The book uses stream of consciousness that work well as it was centered mostly on the characters of this book. The narration focus much the characters in this book : Victor Crabbe, Nabby Adams, Alladad Khan and several lesser narrators.I don’t think Burgess think he was being subtle in this book. The name “Lanchap” was another word for masturbation . He called the town Kuala Kangsar as Kuala Hantu and I know it was Kuala Kangsar because its also a royal town (with his not so subtle mention of a certain Iblis along with some delicious gossips which are totally relatable to this day) and the unsubtle mention of infamous boy college.  

As for the theme of alcoholism in this, it was titled “Time for a Tiger”, (duh), even the author explained in in the beginning of the story about it being a brand of cheap beer. Alcohol still remain expensive and heavily taxed in Malaysia so Tiger beer still remain moderately expensive and it made sense how most of the characters in this book was bed-ridden with debt. That was why there’s some several mentions of moonshines in this book. I’d suspected that Nabby Adams was another word for the malay usage of the stylistic “Anak Adam” which technically an anonymous name you give to a person if you’re unsure of the name or if you don’t know the name, which work well since he’s a hedonistic Malay Muslim and in this country, you can easily get persecuted for selling a drink to a muslim.  As much one would cry ‘cliche’, the problem is still real and apparent still persistent to this day despite strict laws and high alcoholic taxes. Apparently nothing much change since the 40s and 50s.

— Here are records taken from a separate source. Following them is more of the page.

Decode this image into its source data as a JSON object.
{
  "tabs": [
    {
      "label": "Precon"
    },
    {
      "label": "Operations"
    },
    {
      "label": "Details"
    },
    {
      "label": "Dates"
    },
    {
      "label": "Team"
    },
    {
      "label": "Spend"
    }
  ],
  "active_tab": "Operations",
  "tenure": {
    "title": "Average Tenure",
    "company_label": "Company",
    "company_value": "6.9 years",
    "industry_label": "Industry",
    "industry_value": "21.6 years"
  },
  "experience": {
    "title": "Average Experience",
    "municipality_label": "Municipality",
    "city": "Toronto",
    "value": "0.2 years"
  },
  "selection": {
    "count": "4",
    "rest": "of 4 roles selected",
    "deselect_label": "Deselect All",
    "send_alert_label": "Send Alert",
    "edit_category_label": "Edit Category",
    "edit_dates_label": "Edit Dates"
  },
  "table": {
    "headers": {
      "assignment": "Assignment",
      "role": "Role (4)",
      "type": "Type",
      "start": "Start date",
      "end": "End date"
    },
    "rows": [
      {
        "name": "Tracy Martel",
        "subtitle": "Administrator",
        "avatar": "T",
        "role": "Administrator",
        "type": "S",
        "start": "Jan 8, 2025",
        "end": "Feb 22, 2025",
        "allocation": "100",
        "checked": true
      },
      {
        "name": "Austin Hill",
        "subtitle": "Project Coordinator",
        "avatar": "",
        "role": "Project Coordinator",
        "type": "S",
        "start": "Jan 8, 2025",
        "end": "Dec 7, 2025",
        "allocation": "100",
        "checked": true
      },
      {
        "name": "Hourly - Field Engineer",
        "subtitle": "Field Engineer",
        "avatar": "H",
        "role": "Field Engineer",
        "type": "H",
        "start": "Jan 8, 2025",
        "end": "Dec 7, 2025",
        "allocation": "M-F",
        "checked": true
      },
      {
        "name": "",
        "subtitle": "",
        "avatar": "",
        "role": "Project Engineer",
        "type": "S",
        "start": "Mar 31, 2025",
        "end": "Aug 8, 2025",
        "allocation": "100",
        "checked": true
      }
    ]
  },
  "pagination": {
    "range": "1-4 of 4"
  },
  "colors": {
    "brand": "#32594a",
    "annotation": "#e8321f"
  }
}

But narrating characters themselves was ever interesting. Since Burgess himself lived in those times, it was technically a historical novel although it was written in a contemporary style. Even Crabbe was a caricatured version of him and probably as well as the characters in this book. It was really a slice of history. How the people are alive and vibrant in those days where the British Empire dwindled. People who have their own problems and issues as we do today. The characters were ever vibrant even with multiple of flaws. They have ignorance, they have lust, they feel too strongly and regret as well. Sometimes they feel guilt, proud, sickly, depraved, perverse but ever alive. These are genuinely more refreshing than the flowery-all-environment-descriptive-and-vacuous-characters-and-no-plot-and-forever-WW2 historical fiction about Malaya that tend to be repetitive nowadays. It was a slow moving book with plot centered around the characters more. It was a time where we could appreciate the basic modern amenities we had today like the smooth road, refrigerator, the time when 50 cents can keep you fill. Those time when my grandparents lived and also those people who had once live and forgotten in modern graves. 

In the midst of it, I adore Burgess’s prose. The way he narrate travelling in fear of the things in the  forest in those times when communist drive people into terrorism. The way he describe music : “It started : strings rising from A to a long held F, through E to E flat, when the woodwind came in with their bittersweet chords. Wagner’s prolonged orgasm.“. Often I became enraptured by his storytelling and the ease of his use to voice his characters which I never was good at. The dialogues were ever exciting and funny and truthfully it deserve a proper adaptation at least in audiobooks. If the copyright holder would consider it, it would be amazing to hear them coming alive. But I don’t see anyone going to do it anytime soon. I even had a harder time trying to gain a copy of this book due to the ban and there’s no e-book version of this. Which is sad, since Burgess is in every way,  capture the essence of Malaya even better than the authors we have today trying to write about the long days that had waned.